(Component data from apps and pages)
* * * * *

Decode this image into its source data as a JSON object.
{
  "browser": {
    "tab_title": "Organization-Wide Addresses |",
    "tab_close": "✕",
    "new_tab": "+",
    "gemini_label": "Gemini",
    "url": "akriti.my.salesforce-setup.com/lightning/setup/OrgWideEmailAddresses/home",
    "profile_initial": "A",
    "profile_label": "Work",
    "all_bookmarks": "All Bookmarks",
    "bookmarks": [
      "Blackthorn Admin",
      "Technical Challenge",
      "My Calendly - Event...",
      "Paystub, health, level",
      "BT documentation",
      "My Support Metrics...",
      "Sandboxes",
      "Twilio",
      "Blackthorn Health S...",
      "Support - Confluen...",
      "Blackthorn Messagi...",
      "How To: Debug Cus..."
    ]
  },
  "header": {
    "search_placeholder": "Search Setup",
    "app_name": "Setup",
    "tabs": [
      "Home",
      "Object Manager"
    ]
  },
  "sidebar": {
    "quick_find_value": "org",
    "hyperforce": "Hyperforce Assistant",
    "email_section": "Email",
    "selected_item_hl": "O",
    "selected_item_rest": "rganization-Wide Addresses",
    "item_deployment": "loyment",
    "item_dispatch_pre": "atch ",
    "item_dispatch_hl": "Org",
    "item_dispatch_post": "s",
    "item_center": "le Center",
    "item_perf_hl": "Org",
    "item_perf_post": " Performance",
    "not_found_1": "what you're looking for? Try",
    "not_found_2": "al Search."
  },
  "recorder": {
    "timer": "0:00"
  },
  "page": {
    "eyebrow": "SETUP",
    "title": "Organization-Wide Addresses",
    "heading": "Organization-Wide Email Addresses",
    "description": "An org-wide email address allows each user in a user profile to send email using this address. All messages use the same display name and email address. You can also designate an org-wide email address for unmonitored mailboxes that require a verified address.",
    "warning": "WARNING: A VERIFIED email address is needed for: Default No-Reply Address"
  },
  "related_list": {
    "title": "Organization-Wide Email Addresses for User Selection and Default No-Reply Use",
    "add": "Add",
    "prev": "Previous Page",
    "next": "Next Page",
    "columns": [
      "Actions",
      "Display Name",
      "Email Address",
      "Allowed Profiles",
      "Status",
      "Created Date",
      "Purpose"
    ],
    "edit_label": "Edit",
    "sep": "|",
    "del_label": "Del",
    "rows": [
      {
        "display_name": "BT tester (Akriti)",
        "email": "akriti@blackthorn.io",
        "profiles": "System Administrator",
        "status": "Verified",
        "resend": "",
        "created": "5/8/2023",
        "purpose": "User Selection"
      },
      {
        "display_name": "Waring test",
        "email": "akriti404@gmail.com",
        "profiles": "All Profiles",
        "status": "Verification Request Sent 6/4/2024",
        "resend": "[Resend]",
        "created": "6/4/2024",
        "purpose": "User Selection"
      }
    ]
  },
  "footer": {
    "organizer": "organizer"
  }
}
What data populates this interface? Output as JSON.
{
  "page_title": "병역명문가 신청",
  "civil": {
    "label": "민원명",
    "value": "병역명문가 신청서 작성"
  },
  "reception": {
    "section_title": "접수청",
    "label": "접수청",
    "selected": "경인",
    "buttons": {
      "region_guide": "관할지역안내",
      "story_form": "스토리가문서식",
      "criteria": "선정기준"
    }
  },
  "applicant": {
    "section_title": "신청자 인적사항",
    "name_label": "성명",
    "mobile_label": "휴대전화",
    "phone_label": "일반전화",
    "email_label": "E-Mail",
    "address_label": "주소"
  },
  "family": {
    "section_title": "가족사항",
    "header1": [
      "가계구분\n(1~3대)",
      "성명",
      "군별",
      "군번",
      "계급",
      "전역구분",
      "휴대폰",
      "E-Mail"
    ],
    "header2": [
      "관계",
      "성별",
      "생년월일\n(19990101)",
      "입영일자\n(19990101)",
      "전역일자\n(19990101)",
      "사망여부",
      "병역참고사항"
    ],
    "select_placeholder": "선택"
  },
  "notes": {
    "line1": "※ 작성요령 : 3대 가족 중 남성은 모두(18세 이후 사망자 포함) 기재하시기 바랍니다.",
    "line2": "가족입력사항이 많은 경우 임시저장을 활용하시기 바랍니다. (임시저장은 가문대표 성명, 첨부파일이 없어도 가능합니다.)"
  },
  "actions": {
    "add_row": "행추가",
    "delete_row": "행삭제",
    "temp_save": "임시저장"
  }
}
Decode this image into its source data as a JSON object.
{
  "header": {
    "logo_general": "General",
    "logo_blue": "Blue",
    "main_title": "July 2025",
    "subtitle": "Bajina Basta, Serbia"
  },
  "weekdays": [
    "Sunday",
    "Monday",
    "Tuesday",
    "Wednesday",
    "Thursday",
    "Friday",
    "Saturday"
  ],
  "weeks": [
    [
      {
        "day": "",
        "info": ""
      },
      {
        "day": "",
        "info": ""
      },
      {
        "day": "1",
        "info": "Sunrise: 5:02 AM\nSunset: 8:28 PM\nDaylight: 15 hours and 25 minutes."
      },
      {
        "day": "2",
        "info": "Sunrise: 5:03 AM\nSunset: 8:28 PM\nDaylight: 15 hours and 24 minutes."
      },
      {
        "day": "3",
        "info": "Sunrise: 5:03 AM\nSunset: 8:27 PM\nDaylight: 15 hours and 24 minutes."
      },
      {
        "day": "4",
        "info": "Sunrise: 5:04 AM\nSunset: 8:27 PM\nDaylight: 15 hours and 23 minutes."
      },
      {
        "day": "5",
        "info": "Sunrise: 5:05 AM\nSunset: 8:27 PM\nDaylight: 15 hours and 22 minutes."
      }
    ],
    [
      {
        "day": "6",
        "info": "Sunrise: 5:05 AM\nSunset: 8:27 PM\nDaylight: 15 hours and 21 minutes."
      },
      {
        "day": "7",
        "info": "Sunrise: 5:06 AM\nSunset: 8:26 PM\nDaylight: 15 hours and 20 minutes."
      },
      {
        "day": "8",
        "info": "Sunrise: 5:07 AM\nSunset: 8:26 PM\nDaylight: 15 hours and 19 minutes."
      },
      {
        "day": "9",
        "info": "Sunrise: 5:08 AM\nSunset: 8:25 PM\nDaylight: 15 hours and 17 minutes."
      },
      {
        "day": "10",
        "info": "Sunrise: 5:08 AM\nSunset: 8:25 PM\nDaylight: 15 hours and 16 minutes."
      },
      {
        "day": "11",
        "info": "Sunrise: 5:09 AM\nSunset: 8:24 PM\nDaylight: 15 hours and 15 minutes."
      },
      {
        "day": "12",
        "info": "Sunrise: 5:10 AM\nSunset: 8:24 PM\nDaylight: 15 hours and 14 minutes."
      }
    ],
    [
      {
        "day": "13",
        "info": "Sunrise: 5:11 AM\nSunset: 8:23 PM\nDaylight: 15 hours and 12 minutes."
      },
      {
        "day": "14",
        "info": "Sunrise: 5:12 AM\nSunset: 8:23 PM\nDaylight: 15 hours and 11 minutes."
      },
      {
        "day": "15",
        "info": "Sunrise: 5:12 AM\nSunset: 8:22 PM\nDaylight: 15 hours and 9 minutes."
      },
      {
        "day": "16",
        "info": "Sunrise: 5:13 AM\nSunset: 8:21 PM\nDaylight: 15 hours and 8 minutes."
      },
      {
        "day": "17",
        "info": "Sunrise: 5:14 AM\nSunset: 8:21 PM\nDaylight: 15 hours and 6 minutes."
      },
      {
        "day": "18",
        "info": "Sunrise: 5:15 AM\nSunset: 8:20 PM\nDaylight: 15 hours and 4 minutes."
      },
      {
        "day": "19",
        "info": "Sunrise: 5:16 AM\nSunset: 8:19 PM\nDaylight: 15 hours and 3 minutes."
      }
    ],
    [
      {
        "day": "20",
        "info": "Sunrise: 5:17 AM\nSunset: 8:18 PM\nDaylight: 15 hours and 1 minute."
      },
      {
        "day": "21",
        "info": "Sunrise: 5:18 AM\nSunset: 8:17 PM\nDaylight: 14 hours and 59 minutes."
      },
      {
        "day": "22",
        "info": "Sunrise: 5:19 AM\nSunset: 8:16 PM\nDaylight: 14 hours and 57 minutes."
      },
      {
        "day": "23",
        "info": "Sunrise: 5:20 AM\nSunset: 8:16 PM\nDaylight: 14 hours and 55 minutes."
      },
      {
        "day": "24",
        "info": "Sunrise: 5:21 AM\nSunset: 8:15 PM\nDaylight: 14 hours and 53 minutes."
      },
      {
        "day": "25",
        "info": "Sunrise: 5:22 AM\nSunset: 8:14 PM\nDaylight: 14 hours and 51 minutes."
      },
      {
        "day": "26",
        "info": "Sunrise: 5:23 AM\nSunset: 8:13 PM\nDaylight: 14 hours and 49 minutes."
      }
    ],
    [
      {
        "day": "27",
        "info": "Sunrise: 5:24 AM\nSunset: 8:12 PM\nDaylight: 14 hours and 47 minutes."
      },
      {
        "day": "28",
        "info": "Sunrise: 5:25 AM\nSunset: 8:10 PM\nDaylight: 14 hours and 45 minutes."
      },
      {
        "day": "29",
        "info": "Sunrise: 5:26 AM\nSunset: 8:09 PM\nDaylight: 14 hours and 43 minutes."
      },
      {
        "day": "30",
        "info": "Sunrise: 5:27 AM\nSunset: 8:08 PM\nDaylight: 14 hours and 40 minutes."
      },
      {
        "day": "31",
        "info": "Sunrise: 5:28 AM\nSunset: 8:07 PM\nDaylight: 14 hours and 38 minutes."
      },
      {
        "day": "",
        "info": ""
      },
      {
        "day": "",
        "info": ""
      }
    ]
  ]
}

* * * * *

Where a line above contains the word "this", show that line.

Reply:
Decode this image into its source data as a JSON object.
    "description": "An org-wide email address allows each user in a user profile to send email using this address. All messages use the same display name and email address. You can also designate an org-wide email address for unmonitored mailboxes that require a verified address.",
What data populates this interface? Output as JSON.
Decode this image into its source data as a JSON object.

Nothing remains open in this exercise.